YOUR OBJECTIVE => All of the data that follows should be retyped exactly as it appears.

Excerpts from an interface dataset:

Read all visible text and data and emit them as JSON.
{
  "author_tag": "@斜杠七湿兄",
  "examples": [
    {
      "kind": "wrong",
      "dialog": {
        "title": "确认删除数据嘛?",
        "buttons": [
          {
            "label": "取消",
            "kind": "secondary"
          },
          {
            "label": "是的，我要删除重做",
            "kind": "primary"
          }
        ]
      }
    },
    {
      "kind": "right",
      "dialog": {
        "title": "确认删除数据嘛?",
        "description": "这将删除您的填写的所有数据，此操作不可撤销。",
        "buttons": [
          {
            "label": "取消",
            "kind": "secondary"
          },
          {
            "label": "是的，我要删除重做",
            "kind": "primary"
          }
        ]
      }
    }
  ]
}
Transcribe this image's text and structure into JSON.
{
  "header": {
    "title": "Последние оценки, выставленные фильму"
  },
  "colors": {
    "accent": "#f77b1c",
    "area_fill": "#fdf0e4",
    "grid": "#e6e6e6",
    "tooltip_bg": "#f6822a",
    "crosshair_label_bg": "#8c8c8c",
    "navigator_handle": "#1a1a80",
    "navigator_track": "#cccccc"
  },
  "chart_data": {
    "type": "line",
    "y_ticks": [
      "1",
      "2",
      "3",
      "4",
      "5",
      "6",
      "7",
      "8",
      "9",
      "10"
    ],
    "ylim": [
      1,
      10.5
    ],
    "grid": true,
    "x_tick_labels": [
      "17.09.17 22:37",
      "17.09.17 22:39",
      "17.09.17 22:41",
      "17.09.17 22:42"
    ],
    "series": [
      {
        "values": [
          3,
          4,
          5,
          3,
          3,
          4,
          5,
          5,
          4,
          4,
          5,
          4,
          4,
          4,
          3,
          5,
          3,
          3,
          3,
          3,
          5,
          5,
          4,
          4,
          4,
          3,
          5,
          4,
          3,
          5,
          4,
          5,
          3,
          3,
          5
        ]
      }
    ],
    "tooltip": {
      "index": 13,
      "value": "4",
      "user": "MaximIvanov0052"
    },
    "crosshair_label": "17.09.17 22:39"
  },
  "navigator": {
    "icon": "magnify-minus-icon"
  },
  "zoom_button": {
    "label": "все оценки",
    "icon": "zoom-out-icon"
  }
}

THE ANSWER =>
Read all visible text and data and emit them as JSON.
{
  "author_tag": "@斜杠七湿兄",
  "examples": [
    {
      "kind": "wrong",
      "dialog": {
        "title": "确认删除数据嘛?",
        "buttons": [
          {
            "label": "取消",
            "kind": "secondary"
          },
          {
            "label": "是的，我要删除重做",
            "kind": "primary"
          }
        ]
      }
    },
    {
      "kind": "right",
      "dialog": {
        "title": "确认删除数据嘛?",
        "description": "这将删除您的填写的所有数据，此操作不可撤销。",
        "buttons": [
          {
            "label": "取消",
            "kind": "secondary"
          },
          {
            "label": "是的，我要删除重做",
            "kind": "primary"
          }
        ]
      }
    }
  ]
}
Transcribe this image's text and structure into JSON.
{
  "header": {
    "title": "Последние оценки, выставленные фильму"
  },
  "colors": {
    "accent": "#f77b1c",
    "area_fill": "#fdf0e4",
    "grid": "#e6e6e6",
    "tooltip_bg": "#f6822a",
    "crosshair_label_bg": "#8c8c8c",
    "navigator_handle": "#1a1a80",
    "navigator_track": "#cccccc"
  },
  "chart_data": {
    "type": "line",
    "y_ticks": [
      "1",
      "2",
      "3",
      "4",
      "5",
      "6",
      "7",
      "8",
      "9",
      "10"
    ],
    "ylim": [
      1,
      10.5
    ],
    "grid": true,
    "x_tick_labels": [
      "17.09.17 22:37",
      "17.09.17 22:39",
      "17.09.17 22:41",
      "17.09.17 22:42"
    ],
    "series": [
      {
        "values": [
          3,
          4,
          5,
          3,
          3,
          4,
          5,
          5,
          4,
          4,
          5,
          4,
          4,
          4,
          3,
          5,
          3,
          3,
          3,
          3,
          5,
          5,
          4,
          4,
          4,
          3,
          5,
          4,
          3,
          5,
          4,
          5,
          3,
          3,
          5
        ]
      }
    ],
    "tooltip": {
      "index": 13,
      "value": "4",
      "user": "MaximIvanov0052"
    },
    "crosshair_label": "17.09.17 22:39"
  },
  "navigator": {
    "icon": "magnify-minus-icon"
  },
  "zoom_button": {
    "label": "все оценки",
    "icon": "zoom-out-icon"
  }
}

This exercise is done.